The Whale or the Sardine? Fastest Way to a BPM/BPA ROI
Continuing on the groundwork set by my initial BPM ROI post (ROI and Benefits of BPM/BPA), this post will take a peek at where companies should focus out of the gate to maximize the impact of the BPM/BPA suite they purchase, and where they can find hidden treasure.
In meeting with prospects, it is typically the same story: They have a critical business process that needs to be automated. It is that single core use case that typically drives them to research, seeking to find a way to drive efficiency and automation, and all the key direct and indirect benefits that business process automation can provide. But during discovery, demos and conversations, they quickly find that there are so many ancillary processes within their business that can be automated, and it is in these areas that the trail to ROI can be significantly shortened.

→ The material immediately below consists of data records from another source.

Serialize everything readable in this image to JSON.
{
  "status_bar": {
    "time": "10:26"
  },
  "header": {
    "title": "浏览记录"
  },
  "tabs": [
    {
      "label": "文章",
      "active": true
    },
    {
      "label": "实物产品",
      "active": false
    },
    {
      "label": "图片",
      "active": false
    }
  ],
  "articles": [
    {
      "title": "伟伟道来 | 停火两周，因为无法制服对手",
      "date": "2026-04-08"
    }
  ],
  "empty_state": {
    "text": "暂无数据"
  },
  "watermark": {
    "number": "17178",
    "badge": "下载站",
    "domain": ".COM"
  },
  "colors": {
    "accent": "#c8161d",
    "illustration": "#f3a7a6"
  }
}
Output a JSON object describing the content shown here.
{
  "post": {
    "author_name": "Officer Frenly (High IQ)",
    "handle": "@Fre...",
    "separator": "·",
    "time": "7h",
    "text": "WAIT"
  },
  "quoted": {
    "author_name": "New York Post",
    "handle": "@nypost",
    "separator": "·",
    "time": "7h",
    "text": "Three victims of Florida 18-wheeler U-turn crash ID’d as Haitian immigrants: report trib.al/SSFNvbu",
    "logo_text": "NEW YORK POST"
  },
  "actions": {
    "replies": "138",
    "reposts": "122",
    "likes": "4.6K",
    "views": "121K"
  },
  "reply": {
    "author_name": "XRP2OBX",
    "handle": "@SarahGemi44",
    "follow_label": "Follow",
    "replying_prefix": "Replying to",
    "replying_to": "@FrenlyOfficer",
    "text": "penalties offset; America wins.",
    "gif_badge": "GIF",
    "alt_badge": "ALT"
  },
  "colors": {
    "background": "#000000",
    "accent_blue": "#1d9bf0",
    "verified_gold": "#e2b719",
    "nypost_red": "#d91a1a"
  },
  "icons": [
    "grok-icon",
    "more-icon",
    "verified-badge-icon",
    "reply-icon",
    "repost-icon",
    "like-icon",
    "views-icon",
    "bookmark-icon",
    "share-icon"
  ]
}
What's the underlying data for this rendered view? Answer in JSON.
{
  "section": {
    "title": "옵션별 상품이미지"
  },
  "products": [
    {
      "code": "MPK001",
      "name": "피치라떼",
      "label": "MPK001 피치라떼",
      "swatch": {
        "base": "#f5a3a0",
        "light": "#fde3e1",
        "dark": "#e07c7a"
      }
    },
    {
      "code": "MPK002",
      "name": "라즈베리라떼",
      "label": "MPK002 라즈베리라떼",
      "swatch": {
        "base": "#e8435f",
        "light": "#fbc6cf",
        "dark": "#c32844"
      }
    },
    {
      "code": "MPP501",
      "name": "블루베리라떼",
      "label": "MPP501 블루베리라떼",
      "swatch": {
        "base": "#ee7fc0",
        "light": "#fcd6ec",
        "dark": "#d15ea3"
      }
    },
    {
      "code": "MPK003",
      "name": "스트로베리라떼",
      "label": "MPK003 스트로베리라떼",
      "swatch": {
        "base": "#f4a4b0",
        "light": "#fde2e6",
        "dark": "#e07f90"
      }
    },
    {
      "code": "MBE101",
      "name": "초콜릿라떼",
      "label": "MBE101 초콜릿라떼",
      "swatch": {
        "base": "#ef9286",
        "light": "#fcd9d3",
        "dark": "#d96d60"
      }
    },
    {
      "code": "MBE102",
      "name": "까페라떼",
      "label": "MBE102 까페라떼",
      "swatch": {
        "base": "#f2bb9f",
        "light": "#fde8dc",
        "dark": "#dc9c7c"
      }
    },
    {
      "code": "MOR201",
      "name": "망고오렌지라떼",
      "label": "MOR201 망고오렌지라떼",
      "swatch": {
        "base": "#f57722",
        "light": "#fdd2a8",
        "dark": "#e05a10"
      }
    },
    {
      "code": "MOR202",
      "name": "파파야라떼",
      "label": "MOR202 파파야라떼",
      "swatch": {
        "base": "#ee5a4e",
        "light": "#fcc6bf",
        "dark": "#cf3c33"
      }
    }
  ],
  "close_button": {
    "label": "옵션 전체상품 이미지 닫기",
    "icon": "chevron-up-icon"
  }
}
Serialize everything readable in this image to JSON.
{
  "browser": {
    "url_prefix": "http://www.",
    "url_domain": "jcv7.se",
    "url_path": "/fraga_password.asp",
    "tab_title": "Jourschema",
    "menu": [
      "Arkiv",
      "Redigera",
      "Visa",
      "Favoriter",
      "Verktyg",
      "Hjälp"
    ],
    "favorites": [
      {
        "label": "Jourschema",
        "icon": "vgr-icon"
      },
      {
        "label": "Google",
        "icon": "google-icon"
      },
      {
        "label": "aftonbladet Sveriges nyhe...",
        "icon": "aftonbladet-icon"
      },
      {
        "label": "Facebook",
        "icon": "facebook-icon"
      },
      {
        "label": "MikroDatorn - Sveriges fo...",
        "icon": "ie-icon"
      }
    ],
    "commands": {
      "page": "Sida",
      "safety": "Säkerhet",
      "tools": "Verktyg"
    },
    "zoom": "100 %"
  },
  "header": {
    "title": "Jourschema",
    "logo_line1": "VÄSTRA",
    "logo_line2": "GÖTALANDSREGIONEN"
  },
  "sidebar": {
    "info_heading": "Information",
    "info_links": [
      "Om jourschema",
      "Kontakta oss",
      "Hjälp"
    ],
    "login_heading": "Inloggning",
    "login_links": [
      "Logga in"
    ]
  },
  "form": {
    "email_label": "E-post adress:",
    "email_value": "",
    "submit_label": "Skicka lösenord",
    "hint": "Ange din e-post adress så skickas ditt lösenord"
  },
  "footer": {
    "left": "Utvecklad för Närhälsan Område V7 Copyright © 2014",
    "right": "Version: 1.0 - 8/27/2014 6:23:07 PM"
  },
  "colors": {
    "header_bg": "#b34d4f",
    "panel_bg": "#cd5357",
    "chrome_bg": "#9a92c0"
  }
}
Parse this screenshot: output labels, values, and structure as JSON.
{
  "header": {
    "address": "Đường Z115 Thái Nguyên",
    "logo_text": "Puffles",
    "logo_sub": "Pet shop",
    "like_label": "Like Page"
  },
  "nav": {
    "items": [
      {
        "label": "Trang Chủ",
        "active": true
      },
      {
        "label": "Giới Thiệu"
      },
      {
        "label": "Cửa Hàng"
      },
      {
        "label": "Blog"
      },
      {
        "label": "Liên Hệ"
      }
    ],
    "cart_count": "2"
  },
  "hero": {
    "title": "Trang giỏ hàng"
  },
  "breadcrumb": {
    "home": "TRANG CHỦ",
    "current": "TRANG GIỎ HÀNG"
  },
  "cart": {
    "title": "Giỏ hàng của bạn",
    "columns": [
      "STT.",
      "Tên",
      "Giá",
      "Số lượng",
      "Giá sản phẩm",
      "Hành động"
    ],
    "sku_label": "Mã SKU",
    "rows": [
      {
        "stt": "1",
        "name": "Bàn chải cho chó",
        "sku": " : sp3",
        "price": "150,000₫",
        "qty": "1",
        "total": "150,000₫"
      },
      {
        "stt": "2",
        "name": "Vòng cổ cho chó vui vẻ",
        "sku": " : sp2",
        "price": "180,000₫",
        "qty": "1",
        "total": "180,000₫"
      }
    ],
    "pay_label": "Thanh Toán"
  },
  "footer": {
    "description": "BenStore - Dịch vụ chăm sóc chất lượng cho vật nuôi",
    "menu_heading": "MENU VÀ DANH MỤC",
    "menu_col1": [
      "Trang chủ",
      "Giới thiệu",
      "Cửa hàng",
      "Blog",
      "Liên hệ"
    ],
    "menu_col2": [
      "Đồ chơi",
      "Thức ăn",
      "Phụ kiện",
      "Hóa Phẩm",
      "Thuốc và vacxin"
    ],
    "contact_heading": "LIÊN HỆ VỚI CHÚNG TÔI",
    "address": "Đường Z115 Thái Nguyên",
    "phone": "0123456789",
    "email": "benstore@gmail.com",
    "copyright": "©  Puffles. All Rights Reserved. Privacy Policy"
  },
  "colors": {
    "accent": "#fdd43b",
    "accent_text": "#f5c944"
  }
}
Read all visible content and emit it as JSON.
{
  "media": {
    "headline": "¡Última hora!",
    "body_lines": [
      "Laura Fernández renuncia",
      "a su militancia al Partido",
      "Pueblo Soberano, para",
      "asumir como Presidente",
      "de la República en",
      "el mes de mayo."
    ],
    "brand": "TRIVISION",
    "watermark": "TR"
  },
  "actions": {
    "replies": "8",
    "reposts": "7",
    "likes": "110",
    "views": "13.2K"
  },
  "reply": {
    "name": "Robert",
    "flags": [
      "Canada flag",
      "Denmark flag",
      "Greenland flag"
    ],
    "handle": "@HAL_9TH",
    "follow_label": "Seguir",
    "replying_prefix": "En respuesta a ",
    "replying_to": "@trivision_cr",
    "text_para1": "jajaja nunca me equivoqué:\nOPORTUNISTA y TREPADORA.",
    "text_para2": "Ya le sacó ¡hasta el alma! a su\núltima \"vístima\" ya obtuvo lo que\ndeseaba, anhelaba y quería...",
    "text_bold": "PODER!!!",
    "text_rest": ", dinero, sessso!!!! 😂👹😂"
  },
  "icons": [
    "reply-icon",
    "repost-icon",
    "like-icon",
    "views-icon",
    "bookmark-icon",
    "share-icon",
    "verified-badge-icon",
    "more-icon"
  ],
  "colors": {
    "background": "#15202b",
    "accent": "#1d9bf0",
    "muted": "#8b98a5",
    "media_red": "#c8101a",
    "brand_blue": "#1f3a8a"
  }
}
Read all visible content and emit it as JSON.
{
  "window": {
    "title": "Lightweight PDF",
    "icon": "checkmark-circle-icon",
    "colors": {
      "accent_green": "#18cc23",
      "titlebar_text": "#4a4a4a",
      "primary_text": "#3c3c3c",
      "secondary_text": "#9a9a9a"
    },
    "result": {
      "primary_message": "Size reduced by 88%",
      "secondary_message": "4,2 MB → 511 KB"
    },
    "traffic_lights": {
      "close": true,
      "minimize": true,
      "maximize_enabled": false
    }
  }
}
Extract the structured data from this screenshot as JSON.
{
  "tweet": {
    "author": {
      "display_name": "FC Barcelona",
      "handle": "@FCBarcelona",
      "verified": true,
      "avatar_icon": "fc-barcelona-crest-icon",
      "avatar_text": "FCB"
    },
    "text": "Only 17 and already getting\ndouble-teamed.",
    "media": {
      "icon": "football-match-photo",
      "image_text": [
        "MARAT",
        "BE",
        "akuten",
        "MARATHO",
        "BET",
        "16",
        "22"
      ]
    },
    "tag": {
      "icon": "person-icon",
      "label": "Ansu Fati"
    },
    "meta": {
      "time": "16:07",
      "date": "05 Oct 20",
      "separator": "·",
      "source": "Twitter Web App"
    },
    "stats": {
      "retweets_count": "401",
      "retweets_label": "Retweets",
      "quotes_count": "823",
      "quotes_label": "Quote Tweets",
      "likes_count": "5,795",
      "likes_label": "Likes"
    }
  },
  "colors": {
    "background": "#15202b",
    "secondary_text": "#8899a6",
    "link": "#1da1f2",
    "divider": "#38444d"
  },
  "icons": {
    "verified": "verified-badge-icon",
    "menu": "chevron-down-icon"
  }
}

Ah, the critical business process. Usually a cross departmental, fluctuating beast that drives profit and keeps the lights on. Maybe for your organization, it is a complex contract process that touches sales, legal, accounting and execs, and ultimately leads to revenue. For another, maybe the management of the product life-cycle, tying together sales, artwork. legal and production lines to ultimately get a product out the door. These processes are easy to identify, and high on management’s list of targets for improvement. Although in the end, automating these processes can have a huge impact on the bottom line, the road to a positive ROI is typically longer. Take for example this Real Estate Company in California that automated contracting, and estimates $216,000 in savings per year: Real Estate and BPM Case Study
Every business has painful, time-consuming processes that touch many, if not all employees. I was in a meeting with a client, discussing a critical business process, and we started a conversation around justifying the purchase. There was clearly a justification in the core use case, but they wanted more ammunition. We talked about ancillary processes, and it became apparent that vacation/sick day management was a major pain. It was currently a paper process that involved forms that were filled out every month by all employees, and involved management, processing of scanned forms, and manual data input. With 700 employees, and taking into account the time to fill out forms, management approval, etc., this was an easy choice as a first process (in parallel with the larger process project). Many BPM/BPA vendors have realized the power of automating many small processes that touch large users bases, and have built out ROI accelerators. These accelerators are pre-packaged applications, including forms, workflow, reports and data, that can be deployed immediately. K2 has built out a series of these, including leave approval, expense reimbursement, incident management and more. An example would be Kimberly-Clark, who automated hundreds of processes: BPM Process Automation
Combining the quick value of smaller processes in parallel with the core return on automating larger ones can result in a faster return on investment, and all the benefits that can be gleaned from digital processes. Thoughts?